Data about app and page elements
★ ★ ★
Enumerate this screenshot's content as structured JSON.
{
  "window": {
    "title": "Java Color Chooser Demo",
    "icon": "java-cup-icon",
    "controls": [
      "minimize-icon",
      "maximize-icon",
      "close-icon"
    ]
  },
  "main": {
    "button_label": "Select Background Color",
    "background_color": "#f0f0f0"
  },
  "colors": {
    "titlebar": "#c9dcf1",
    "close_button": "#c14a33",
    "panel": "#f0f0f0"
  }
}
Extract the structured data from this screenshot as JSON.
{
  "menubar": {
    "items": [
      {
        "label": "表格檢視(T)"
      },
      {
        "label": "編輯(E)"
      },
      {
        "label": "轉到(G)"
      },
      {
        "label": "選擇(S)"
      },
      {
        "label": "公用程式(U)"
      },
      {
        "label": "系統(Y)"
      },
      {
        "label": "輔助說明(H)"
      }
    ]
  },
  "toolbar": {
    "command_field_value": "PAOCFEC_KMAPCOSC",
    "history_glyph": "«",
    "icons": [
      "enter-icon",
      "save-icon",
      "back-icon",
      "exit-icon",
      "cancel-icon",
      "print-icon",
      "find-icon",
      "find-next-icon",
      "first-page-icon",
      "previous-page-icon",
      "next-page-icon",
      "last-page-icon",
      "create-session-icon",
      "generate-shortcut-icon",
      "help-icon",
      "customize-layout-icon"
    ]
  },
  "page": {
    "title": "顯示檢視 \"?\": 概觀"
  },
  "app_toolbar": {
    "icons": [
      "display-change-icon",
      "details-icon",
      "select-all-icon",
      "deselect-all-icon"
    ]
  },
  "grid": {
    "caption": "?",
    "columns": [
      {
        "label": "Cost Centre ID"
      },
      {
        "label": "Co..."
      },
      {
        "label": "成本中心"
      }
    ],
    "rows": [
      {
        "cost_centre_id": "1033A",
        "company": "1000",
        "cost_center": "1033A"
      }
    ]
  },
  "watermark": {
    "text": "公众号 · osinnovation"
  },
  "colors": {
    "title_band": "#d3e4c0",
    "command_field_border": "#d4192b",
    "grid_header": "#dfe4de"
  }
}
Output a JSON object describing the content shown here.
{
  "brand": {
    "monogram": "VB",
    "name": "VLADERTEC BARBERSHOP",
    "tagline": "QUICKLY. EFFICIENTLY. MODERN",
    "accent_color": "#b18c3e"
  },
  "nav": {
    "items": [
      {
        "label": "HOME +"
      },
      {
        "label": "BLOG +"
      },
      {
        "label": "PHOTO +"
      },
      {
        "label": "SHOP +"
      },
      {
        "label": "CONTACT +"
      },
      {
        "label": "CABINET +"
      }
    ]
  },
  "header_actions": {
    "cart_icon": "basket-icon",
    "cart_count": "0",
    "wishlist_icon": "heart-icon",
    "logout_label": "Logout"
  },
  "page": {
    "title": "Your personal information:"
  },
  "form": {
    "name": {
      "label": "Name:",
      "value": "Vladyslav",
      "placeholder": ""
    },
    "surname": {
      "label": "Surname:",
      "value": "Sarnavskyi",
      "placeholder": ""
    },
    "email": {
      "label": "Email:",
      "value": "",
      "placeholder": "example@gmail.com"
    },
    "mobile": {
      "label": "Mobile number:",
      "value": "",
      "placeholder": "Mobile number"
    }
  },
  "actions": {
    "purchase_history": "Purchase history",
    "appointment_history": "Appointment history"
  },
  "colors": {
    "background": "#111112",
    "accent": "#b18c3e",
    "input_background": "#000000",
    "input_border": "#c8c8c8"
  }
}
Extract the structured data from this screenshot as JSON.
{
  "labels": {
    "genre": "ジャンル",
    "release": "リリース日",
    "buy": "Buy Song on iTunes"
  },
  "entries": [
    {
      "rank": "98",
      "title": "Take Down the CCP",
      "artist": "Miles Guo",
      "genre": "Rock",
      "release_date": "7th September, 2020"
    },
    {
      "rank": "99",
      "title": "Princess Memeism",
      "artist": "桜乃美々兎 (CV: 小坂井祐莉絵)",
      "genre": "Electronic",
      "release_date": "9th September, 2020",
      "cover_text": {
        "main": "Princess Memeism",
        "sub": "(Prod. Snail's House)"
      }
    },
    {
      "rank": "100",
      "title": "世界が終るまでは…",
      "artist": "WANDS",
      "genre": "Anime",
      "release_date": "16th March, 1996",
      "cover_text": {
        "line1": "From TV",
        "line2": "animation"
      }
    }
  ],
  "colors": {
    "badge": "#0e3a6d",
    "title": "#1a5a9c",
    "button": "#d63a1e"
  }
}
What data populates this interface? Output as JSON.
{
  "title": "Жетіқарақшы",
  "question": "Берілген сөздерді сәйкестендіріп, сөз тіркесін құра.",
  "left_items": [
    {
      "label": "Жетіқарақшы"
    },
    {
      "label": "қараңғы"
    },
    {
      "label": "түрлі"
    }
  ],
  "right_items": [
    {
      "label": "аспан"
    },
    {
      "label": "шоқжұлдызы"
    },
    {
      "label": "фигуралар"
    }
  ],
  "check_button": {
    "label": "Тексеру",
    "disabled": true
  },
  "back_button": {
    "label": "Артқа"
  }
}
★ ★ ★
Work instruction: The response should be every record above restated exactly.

Exercise result:
Enumerate this screenshot's content as structured JSON.
{
  "window": {
    "title": "Java Color Chooser Demo",
    "icon": "java-cup-icon",
    "controls": [
      "minimize-icon",
      "maximize-icon",
      "close-icon"
    ]
  },
  "main": {
    "button_label": "Select Background Color",
    "background_color": "#f0f0f0"
  },
  "colors": {
    "titlebar": "#c9dcf1",
    "close_button": "#c14a33",
    "panel": "#f0f0f0"
  }
}
Extract the structured data from this screenshot as JSON.
{
  "menubar": {
    "items": [
      {
        "label": "表格檢視(T)"
      },
      {
        "label": "編輯(E)"
      },
      {
        "label": "轉到(G)"
      },
      {
        "label": "選擇(S)"
      },
      {
        "label": "公用程式(U)"
      },
      {
        "label": "系統(Y)"
      },
      {
        "label": "輔助說明(H)"
      }
    ]
  },
  "toolbar": {
    "command_field_value": "PAOCFEC_KMAPCOSC",
    "history_glyph": "«",
    "icons": [
      "enter-icon",
      "save-icon",
      "back-icon",
      "exit-icon",
      "cancel-icon",
      "print-icon",
      "find-icon",
      "find-next-icon",
      "first-page-icon",
      "previous-page-icon",
      "next-page-icon",
      "last-page-icon",
      "create-session-icon",
      "generate-shortcut-icon",
      "help-icon",
      "customize-layout-icon"
    ]
  },
  "page": {
    "title": "顯示檢視 \"?\": 概觀"
  },
  "app_toolbar": {
    "icons": [
      "display-change-icon",
      "details-icon",
      "select-all-icon",
      "deselect-all-icon"
    ]
  },
  "grid": {
    "caption": "?",
    "columns": [
      {
        "label": "Cost Centre ID"
      },
      {
        "label": "Co..."
      },
      {
        "label": "成本中心"
      }
    ],
    "rows": [
      {
        "cost_centre_id": "1033A",
        "company": "1000",
        "cost_center": "1033A"
      }
    ]
  },
  "watermark": {
    "text": "公众号 · osinnovation"
  },
  "colors": {
    "title_band": "#d3e4c0",
    "command_field_border": "#d4192b",
    "grid_header": "#dfe4de"
  }
}
Output a JSON object describing the content shown here.
{
  "brand": {
    "monogram": "VB",
    "name": "VLADERTEC BARBERSHOP",
    "tagline": "QUICKLY. EFFICIENTLY. MODERN",
    "accent_color": "#b18c3e"
  },
  "nav": {
    "items": [
      {
        "label": "HOME +"
      },
      {
        "label": "BLOG +"
      },
      {
        "label": "PHOTO +"
      },
      {
        "label": "SHOP +"
      },
      {
        "label": "CONTACT +"
      },
      {
        "label": "CABINET +"
      }
    ]
  },
  "header_actions": {
    "cart_icon": "basket-icon",
    "cart_count": "0",
    "wishlist_icon": "heart-icon",
    "logout_label": "Logout"
  },
  "page": {
    "title": "Your personal information:"
  },
  "form": {
    "name": {
      "label": "Name:",
      "value": "Vladyslav",
      "placeholder": ""
    },
    "surname": {
      "label": "Surname:",
      "value": "Sarnavskyi",
      "placeholder": ""
    },
    "email": {
      "label": "Email:",
      "value": "",
      "placeholder": "example@gmail.com"
    },
    "mobile": {
      "label": "Mobile number:",
      "value": "",
      "placeholder": "Mobile number"
    }
  },
  "actions": {
    "purchase_history": "Purchase history",
    "appointment_history": "Appointment history"
  },
  "colors": {
    "background": "#111112",
    "accent": "#b18c3e",
    "input_background": "#000000",
    "input_border": "#c8c8c8"
  }
}
Extract the structured data from this screenshot as JSON.
{
  "labels": {
    "genre": "ジャンル",
    "release": "リリース日",
    "buy": "Buy Song on iTunes"
  },
  "entries": [
    {
      "rank": "98",
      "title": "Take Down the CCP",
      "artist": "Miles Guo",
      "genre": "Rock",
      "release_date": "7th September, 2020"
    },
    {
      "rank": "99",
      "title": "Princess Memeism",
      "artist": "桜乃美々兎 (CV: 小坂井祐莉絵)",
      "genre": "Electronic",
      "release_date": "9th September, 2020",
      "cover_text": {
        "main": "Princess Memeism",
        "sub": "(Prod. Snail's House)"
      }
    },
    {
      "rank": "100",
      "title": "世界が終るまでは…",
      "artist": "WANDS",
      "genre": "Anime",
      "release_date": "16th March, 1996",
      "cover_text": {
        "line1": "From TV",
        "line2": "animation"
      }
    }
  ],
  "colors": {
    "badge": "#0e3a6d",
    "title": "#1a5a9c",
    "button": "#d63a1e"
  }
}
What data populates this interface? Output as JSON.
{
  "title": "Жетіқарақшы",
  "question": "Берілген сөздерді сәйкестендіріп, сөз тіркесін құра.",
  "left_items": [
    {
      "label": "Жетіқарақшы"
    },
    {
      "label": "қараңғы"
    },
    {
      "label": "түрлі"
    }
  ],
  "right_items": [
    {
      "label": "аспан"
    },
    {
      "label": "шоқжұлдызы"
    },
    {
      "label": "фигуралар"
    }
  ],
  "check_button": {
    "label": "Тексеру",
    "disabled": true
  },
  "back_button": {
    "label": "Артқа"
  }
}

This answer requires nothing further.